A newer Article is now available to read: IBM POWER8 vs. POWER9 - A Comparative Analysis for 2020
POWER9 is here, and with it comes loads of new hardware. With the second batch of released hardware there are several new systems that are focused on small and mid-range applications. These include Power9 models S922, S914, and S924 as well as Linux and SAP Hana specialized variants, the L922, L924, H922, and H924. The new systems are utilizing POWER9 processors, a new memory standard, and POWERVM standard on all units.
Once again, with a new systems series comes new Power benchmarks as well. Increased CPW speeds and I/O bandwidth, increased memory capacity. With the entry and mid-range systems released so far the increases can be as high as 70% over previous comparable hardware options.
The most noticeable change from the move to POWER9 is the transition away from the larger, and more expensive, buffered memory to industry standard DDR4 DIMMs. Due to the increasing costs of memory, this has been seen as a welcome change by many, as industry standard memory is substantially cheaper (20-40% in most cases).
(Image: POWER8 Buffered Memory 16GB DIMM vs Industry Standard 16GB DIMM)
This change also brings with it substantially increased memory capacity per socket compared with previous generation servers with up to 4TB (2TB per socket) on the 2 socket S922 & S924 servers and up to 1TB on the single socket S914. In addition, as of July 10th, IBM has also released a brand new 8GB memory feature and is the new smallest single unit of memory available. The introduction of the 8GB feature allows a user to get the most memory bandwidth out of their machine for a lower price. (For a more in depth look at these changes check out this article.)
Although the memory change is important, the biggest change is the name sake of the product line; the POWER9 Processor. The new processor comes with some new features such as dynamic performance mode being enabled by default, a 90%+ increase in fabric bandwidth, CAPI 2.0 & PCIe Gen4 compatibility, and offers up to 24 cores per socket.
With the new modular architecture of the main processor, support for the newest I/O connections, and a more efficient instruction pipeline that removed 5 steps from the calculation process, the POWER9 processor has substantially increased performance over previous, POWER8 CPUs.
Dynamic performance mode allows the new POWER9 processors to be set to allow the processor frequency to be adjusted in real time based on current CPU utilization and other environmental conditions. This feature is enabled by default on new POWER9 systems in order to help promote energy savings by lowering the power draw of the processors when maximum frequency is not needed and by reducing cooling costs.
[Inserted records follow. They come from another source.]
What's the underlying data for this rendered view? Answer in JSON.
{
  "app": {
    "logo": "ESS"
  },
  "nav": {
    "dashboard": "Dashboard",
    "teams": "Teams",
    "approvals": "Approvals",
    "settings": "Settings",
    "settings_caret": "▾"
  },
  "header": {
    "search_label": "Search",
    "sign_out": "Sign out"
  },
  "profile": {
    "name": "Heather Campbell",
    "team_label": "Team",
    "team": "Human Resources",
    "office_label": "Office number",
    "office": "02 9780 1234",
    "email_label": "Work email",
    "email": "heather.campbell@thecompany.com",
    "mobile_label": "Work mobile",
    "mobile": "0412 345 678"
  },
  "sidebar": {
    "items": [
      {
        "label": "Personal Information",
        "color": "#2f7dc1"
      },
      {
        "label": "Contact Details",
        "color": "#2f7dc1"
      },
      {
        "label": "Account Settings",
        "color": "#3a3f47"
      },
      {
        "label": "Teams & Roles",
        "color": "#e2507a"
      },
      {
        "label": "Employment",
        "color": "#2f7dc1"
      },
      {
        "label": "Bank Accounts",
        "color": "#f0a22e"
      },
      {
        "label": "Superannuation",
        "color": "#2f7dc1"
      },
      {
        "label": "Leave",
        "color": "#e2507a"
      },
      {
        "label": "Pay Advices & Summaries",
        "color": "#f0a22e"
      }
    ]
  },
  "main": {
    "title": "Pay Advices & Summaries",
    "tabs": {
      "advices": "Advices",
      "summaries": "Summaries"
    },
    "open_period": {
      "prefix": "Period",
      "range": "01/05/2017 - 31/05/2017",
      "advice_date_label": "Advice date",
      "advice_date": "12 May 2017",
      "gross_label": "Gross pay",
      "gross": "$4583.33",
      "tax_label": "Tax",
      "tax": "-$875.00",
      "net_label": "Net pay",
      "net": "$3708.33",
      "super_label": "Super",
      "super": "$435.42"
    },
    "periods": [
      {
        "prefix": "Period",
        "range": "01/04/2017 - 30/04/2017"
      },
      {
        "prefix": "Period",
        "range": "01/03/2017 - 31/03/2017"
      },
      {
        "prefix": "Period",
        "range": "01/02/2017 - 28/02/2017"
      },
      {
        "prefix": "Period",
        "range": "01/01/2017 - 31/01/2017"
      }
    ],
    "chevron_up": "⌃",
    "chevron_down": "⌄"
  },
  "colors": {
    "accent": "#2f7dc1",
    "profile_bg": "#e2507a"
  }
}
The maximum number of cores possible with POWER9 has doubled to 24 per socket and the fabric bandwidth has also nearly doubled from 38.4GB/s to 74GB/s. This upgraded speed isn't wasted either, as POWER9 also comes with PCIe GEN4 that supports up to 80GB/s which gives CAPI 2.0 connections up to 4 times the previous maximum bandwidth available on POWER8.
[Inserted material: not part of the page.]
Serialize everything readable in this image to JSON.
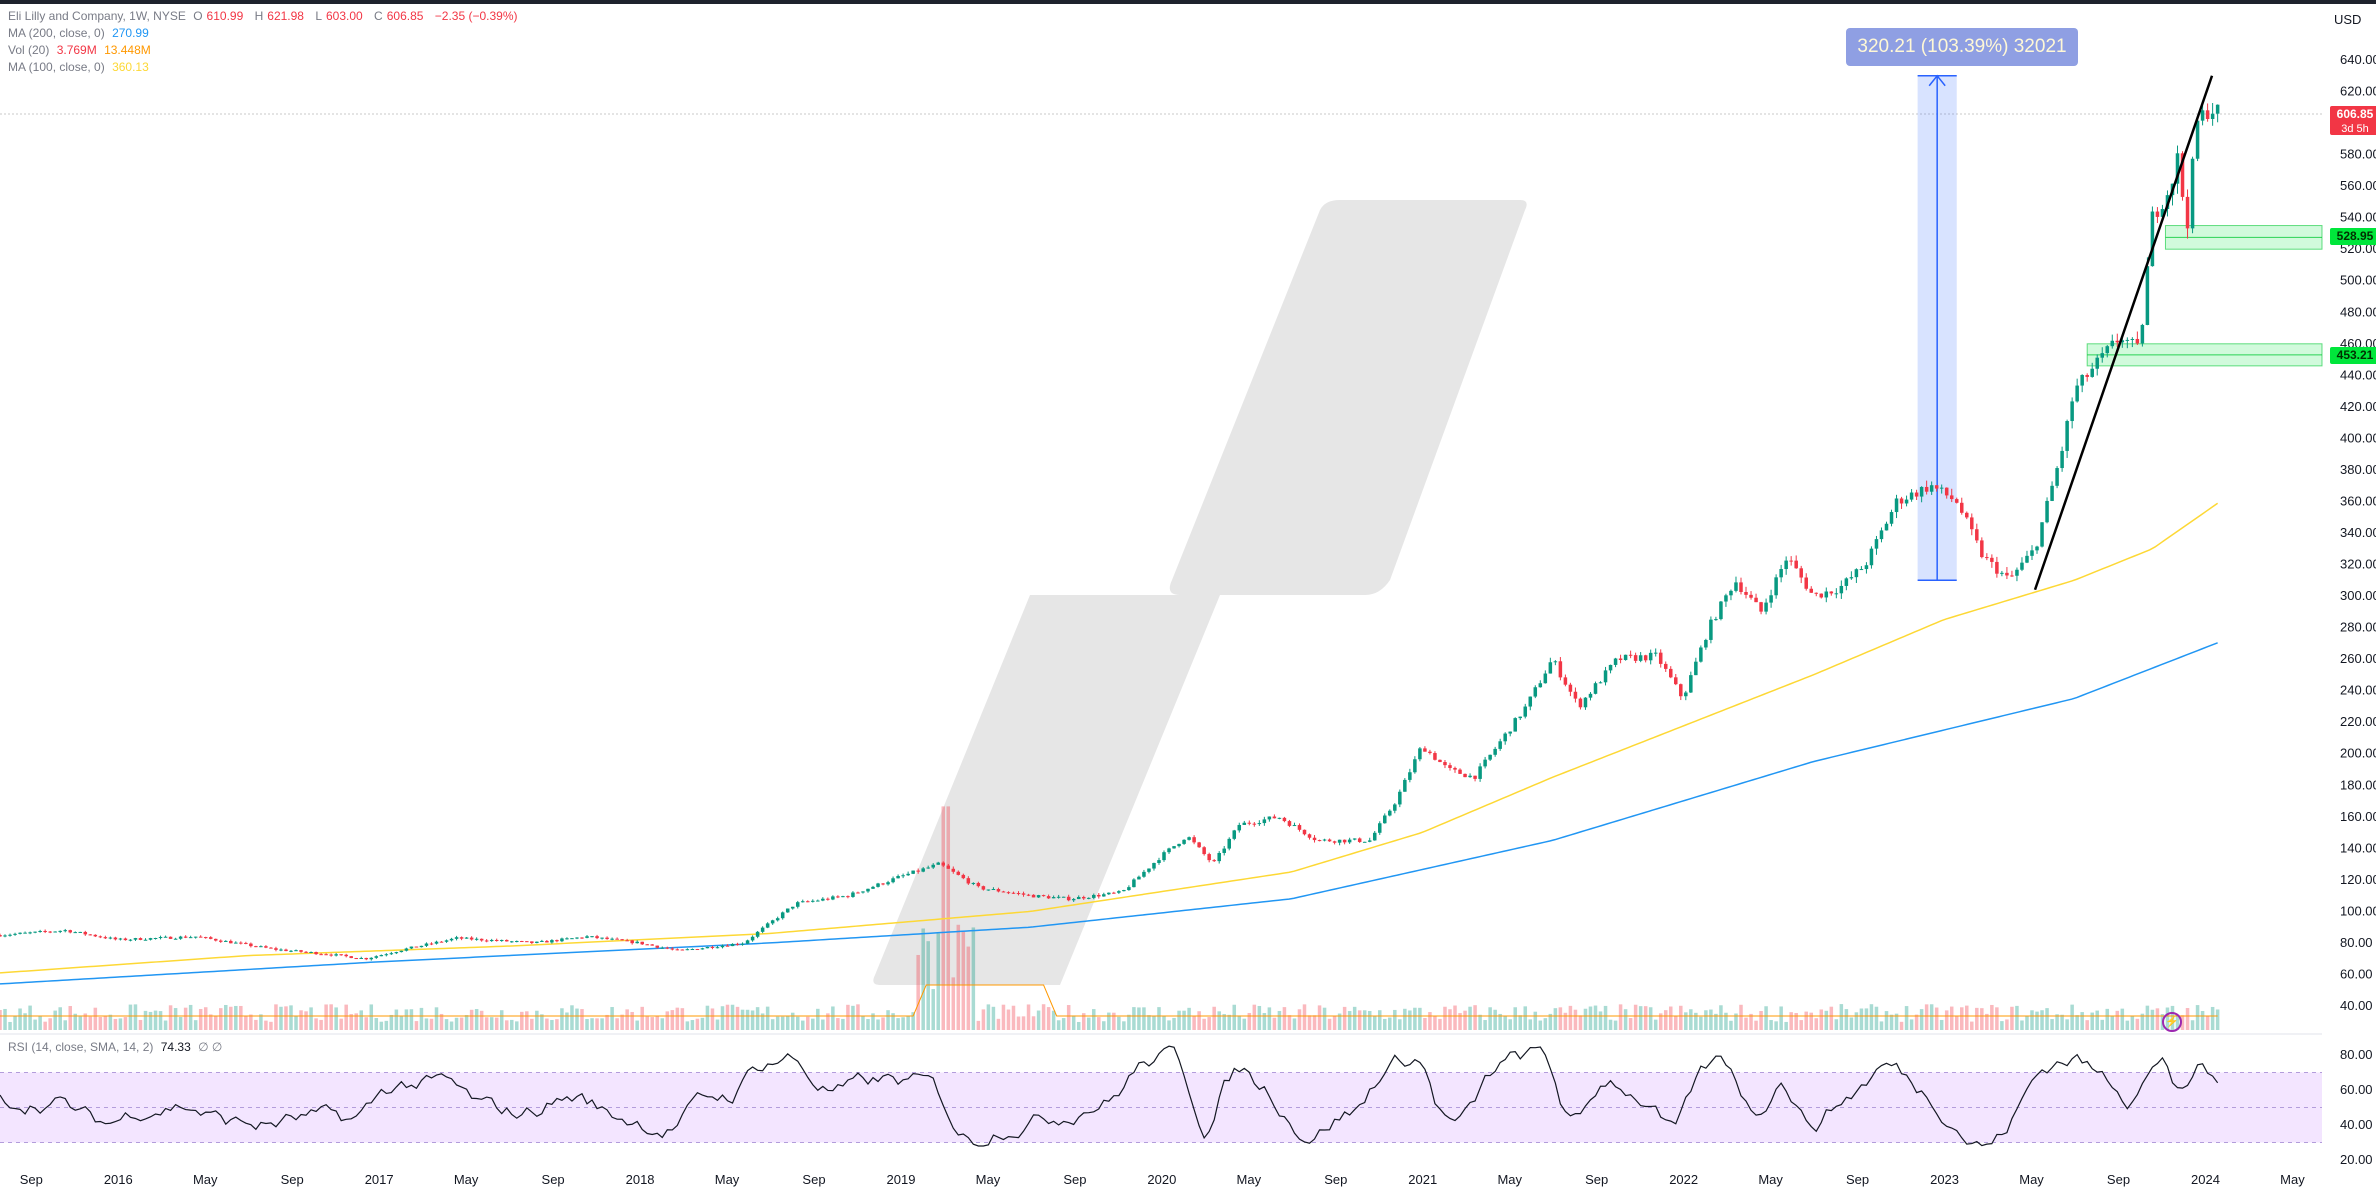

Total Cost of Ownership: Continuing costs & Initial Pricing
As far as pricing and maintenance costs go, there is nothing but good news. The pricing structure for POWER9 systems is based on the same structure as POWER8; which means a new POWER9 system will have a very similar upfront cost to a similar POWER8 configuration from years past. As for maintenance, since IBM bases its annual maintenance renewal fees off a tiered system (You can see the tier chart for POWER9 systems here), as long as the new POWER9 system is in the same tier as older POWER8 Systems the costs will be the same.
This means that for the same yearly costs, a POWER9 system will offer better performance, lower energy costs with dynamic performance mode, and the benefit of the longer lifespan of more up to date hardware.
POWER9 systems only support the last 2 releases of the IBMi Operating System, those being version 7.2 and version 7.3. While POWER8 and older servers support earlier releases and can be upgraded to 7.2 or 7.3 when making the migration to a POWER9 server, consideration must be made about the ERP software intending to be run on the server. With all of the myriad of software available for IBMi it is essential to check if the software intending to be run on the POWER9 system is capable of running on the newest releases of the IBMi operating system.